The association between income and life expectancy is so robust and persistent across countries that it has a name, the Preston Curve, named after the economist who first described it. The strength of the association begs the question: must citizens of poorer countries wait for their economies to grow before they can expect to enjoy the life expectancies of wealthier nations? Or can longevity improve, even in the absence of economic gains? The answer has important implications for human wellbeing around the world.
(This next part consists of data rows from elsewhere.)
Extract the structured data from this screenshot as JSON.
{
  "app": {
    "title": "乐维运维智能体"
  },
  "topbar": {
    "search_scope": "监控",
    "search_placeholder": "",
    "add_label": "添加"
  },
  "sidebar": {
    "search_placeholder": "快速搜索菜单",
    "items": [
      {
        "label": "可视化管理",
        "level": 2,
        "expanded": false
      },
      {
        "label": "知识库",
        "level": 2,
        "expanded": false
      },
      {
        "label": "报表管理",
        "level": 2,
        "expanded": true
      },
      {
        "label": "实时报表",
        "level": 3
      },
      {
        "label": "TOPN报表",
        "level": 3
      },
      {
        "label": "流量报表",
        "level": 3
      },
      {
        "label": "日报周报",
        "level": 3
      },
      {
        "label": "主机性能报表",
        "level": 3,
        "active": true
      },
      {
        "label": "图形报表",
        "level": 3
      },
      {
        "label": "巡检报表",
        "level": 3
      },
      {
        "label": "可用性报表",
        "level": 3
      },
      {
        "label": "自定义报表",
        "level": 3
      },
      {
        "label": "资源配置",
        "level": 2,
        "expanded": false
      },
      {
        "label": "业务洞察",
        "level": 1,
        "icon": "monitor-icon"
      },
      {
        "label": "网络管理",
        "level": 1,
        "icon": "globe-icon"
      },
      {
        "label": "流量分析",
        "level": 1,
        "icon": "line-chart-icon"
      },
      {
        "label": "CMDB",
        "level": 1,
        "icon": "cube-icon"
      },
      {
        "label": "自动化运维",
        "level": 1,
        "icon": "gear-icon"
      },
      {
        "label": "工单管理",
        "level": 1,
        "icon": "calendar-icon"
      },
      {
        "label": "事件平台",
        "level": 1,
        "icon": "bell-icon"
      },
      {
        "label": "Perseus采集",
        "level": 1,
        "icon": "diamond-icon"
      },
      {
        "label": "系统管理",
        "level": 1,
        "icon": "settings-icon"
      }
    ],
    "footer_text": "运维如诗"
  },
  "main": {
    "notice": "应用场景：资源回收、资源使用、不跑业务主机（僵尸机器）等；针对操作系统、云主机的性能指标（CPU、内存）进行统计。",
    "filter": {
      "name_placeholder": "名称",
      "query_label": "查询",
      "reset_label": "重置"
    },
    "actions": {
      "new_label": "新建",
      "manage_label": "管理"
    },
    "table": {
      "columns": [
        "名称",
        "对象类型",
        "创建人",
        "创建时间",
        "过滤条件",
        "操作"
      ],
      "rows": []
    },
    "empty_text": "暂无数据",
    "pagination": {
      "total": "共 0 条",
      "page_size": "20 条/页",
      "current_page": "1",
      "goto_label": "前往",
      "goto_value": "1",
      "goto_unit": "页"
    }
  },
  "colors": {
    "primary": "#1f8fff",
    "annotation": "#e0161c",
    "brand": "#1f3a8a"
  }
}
If medical and public health innovations diffuse to poorer countries, we would expect higher life expectancies at similar levels of economic development. Although Ethiopians or Pakistanis might earn less than Americans did a century ago, they theoretically have access to a far greater array of innovations (many of which were developed for wealthier countries) than Americans did at the same point in their country’s economic development.